The problem:
Each record should be given back exactly, with none missing.

Data items:
------------------------------------------------

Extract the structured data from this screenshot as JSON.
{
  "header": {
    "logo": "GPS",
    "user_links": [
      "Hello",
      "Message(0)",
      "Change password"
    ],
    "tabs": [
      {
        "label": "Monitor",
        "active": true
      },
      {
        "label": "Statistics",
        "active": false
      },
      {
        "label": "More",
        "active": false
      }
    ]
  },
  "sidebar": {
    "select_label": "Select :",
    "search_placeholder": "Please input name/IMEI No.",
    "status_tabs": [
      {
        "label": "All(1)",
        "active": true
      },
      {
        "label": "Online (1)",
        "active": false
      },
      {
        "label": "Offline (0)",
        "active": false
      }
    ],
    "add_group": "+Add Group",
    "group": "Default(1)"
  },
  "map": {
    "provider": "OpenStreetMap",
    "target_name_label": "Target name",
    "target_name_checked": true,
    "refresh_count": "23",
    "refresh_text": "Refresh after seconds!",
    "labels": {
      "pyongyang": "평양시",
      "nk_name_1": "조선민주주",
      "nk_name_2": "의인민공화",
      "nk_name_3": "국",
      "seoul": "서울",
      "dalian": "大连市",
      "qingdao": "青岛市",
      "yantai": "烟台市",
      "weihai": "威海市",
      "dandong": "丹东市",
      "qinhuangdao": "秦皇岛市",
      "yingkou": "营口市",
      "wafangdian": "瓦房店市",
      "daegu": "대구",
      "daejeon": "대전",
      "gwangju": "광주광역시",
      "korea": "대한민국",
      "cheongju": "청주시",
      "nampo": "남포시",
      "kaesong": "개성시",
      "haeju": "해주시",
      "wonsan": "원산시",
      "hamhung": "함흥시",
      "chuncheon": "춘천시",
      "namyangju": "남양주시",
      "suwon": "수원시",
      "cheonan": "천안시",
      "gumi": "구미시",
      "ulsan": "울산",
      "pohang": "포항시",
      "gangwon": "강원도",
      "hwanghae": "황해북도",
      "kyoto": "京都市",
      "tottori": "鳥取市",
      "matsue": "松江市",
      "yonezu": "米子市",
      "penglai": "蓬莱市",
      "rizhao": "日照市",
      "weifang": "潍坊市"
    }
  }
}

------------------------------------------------

Solution for this exercise:
Extract the structured data from this screenshot as JSON.
{
  "header": {
    "logo": "GPS",
    "user_links": [
      "Hello",
      "Message(0)",
      "Change password"
    ],
    "tabs": [
      {
        "label": "Monitor",
        "active": true
      },
      {
        "label": "Statistics",
        "active": false
      },
      {
        "label": "More",
        "active": false
      }
    ]
  },
  "sidebar": {
    "select_label": "Select :",
    "search_placeholder": "Please input name/IMEI No.",
    "status_tabs": [
      {
        "label": "All(1)",
        "active": true
      },
      {
        "label": "Online (1)",
        "active": false
      },
      {
        "label": "Offline (0)",
        "active": false
      }
    ],
    "add_group": "+Add Group",
    "group": "Default(1)"
  },
  "map": {
    "provider": "OpenStreetMap",
    "target_name_label": "Target name",
    "target_name_checked": true,
    "refresh_count": "23",
    "refresh_text": "Refresh after seconds!",
    "labels": {
      "pyongyang": "평양시",
      "nk_name_1": "조선민주주",
      "nk_name_2": "의인민공화",
      "nk_name_3": "국",
      "seoul": "서울",
      "dalian": "大连市",
      "qingdao": "青岛市",
      "yantai": "烟台市",
      "weihai": "威海市",
      "dandong": "丹东市",
      "qinhuangdao": "秦皇岛市",
      "yingkou": "营口市",
      "wafangdian": "瓦房店市",
      "daegu": "대구",
      "daejeon": "대전",
      "gwangju": "광주광역시",
      "korea": "대한민국",
      "cheongju": "청주시",
      "nampo": "남포시",
      "kaesong": "개성시",
      "haeju": "해주시",
      "wonsan": "원산시",
      "hamhung": "함흥시",
      "chuncheon": "춘천시",
      "namyangju": "남양주시",
      "suwon": "수원시",
      "cheonan": "천안시",
      "gumi": "구미시",
      "ulsan": "울산",
      "pohang": "포항시",
      "gangwon": "강원도",
      "hwanghae": "황해북도",
      "kyoto": "京都市",
      "tottori": "鳥取市",
      "matsue": "松江市",
      "yonezu": "米子市",
      "penglai": "蓬莱市",
      "rizhao": "日照市",
      "weifang": "潍坊市"
    }
  }
}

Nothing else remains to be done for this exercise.